Exercise instructions
Work out how many lines in the entries contain the string "dialpad", and give nothing but that number.

(Stored data entries)
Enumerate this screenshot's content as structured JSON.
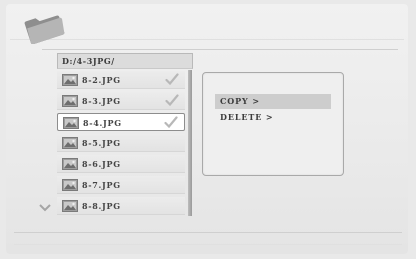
{
  "path": "D:/4-3JPG/",
  "files": [
    {
      "name": "8-2.JPG",
      "checked": true,
      "selected": false
    },
    {
      "name": "8-3.JPG",
      "checked": true,
      "selected": false
    },
    {
      "name": "8-4.JPG",
      "checked": true,
      "selected": true
    },
    {
      "name": "8-5.JPG",
      "checked": false,
      "selected": false
    },
    {
      "name": "8-6.JPG",
      "checked": false,
      "selected": false
    },
    {
      "name": "8-7.JPG",
      "checked": false,
      "selected": false
    },
    {
      "name": "8-8.JPG",
      "checked": false,
      "selected": false
    }
  ],
  "menu": {
    "copy_label": "COPY >",
    "delete_label": "DELETE >",
    "highlighted": "copy"
  },
  "icons": {
    "top_left": "folder-icon",
    "file": "image-file-icon",
    "mark": "checkmark-icon",
    "scroll": "chevron-down-icon"
  },
  "colors": {
    "background": "#ebebeb",
    "highlight": "#cdcdcd",
    "border": "#a9a9a9"
  }
}
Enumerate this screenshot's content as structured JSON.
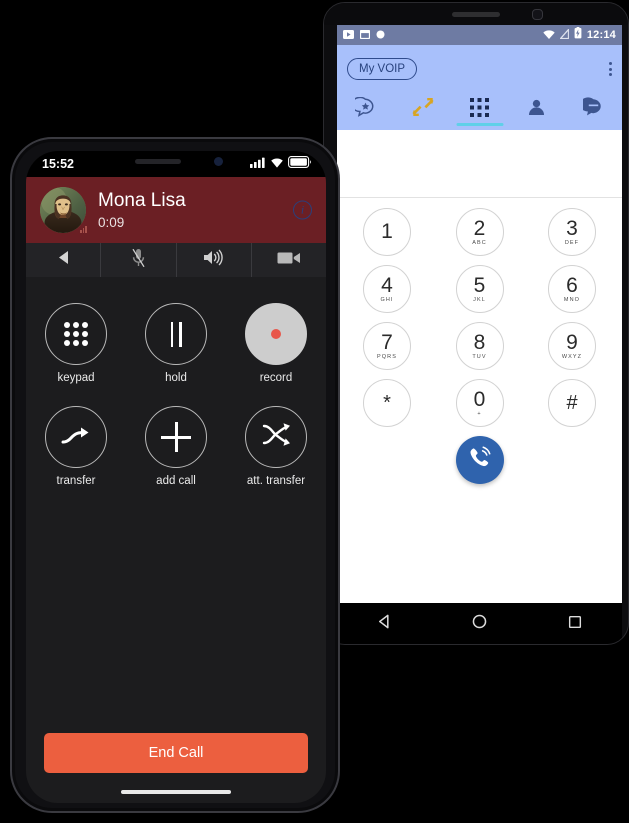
{
  "android": {
    "statusbar": {
      "time": "12:14",
      "left_icons": [
        "video-icon",
        "window-icon",
        "dot-icon"
      ],
      "right_icons": [
        "wifi-icon",
        "signal-off-icon",
        "battery-charging-icon"
      ]
    },
    "appbar": {
      "account_label": "My VOIP",
      "overflow_menu": "overflow-menu"
    },
    "tabs": [
      {
        "name": "favorites",
        "icon": "speech-bubble-star-icon",
        "active": false
      },
      {
        "name": "history",
        "icon": "call-history-arrows-icon",
        "active": false
      },
      {
        "name": "dialpad",
        "icon": "dialpad-grid-icon",
        "active": true
      },
      {
        "name": "contacts",
        "icon": "person-icon",
        "active": false
      },
      {
        "name": "messages",
        "icon": "chat-bubble-icon",
        "active": false
      }
    ],
    "number_field": {
      "value": "",
      "placeholder": ""
    },
    "dialpad": [
      [
        {
          "digit": "1",
          "letters": ""
        },
        {
          "digit": "2",
          "letters": "ABC"
        },
        {
          "digit": "3",
          "letters": "DEF"
        }
      ],
      [
        {
          "digit": "4",
          "letters": "GHI"
        },
        {
          "digit": "5",
          "letters": "JKL"
        },
        {
          "digit": "6",
          "letters": "MNO"
        }
      ],
      [
        {
          "digit": "7",
          "letters": "PQRS"
        },
        {
          "digit": "8",
          "letters": "TUV"
        },
        {
          "digit": "9",
          "letters": "WXYZ"
        }
      ],
      [
        {
          "digit": "*",
          "letters": ""
        },
        {
          "digit": "0",
          "letters": "+"
        },
        {
          "digit": "#",
          "letters": ""
        }
      ]
    ],
    "call_button": "call-icon",
    "navbar": [
      "back-icon",
      "home-icon",
      "recents-icon"
    ],
    "colors": {
      "appbar": "#a8c0fb",
      "statusbar": "#6e7ba3",
      "tab_indicator": "#5fd0e8",
      "call_fab": "#2f63ad",
      "history_icon": "#d8a522"
    }
  },
  "iphone": {
    "statusbar": {
      "time": "15:52",
      "right_icons": [
        "cellular-signal-icon",
        "wifi-icon",
        "battery-icon"
      ]
    },
    "call": {
      "caller_name": "Mona Lisa",
      "duration": "0:09",
      "info_button": "i",
      "avatar": "mona-lisa-avatar"
    },
    "toolbar": [
      {
        "name": "back",
        "icon": "back-triangle-icon"
      },
      {
        "name": "mute",
        "icon": "microphone-muted-icon"
      },
      {
        "name": "speaker",
        "icon": "speaker-icon"
      },
      {
        "name": "video",
        "icon": "video-camera-icon"
      }
    ],
    "actions": [
      [
        {
          "label": "keypad",
          "icon": "keypad-dots-icon",
          "filled": false
        },
        {
          "label": "hold",
          "icon": "pause-bars-icon",
          "filled": false
        },
        {
          "label": "record",
          "icon": "record-dot-icon",
          "filled": true
        }
      ],
      [
        {
          "label": "transfer",
          "icon": "transfer-arrow-icon",
          "filled": false
        },
        {
          "label": "add call",
          "icon": "plus-icon",
          "filled": false
        },
        {
          "label": "att. transfer",
          "icon": "attended-transfer-icon",
          "filled": false
        }
      ]
    ],
    "end_call_label": "End Call",
    "colors": {
      "header": "#6b1f24",
      "toolbar": "#232326",
      "end_call": "#ec5f3f",
      "record_dot": "#e8564a",
      "info": "#2b3f7a"
    }
  }
}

Result for this task
3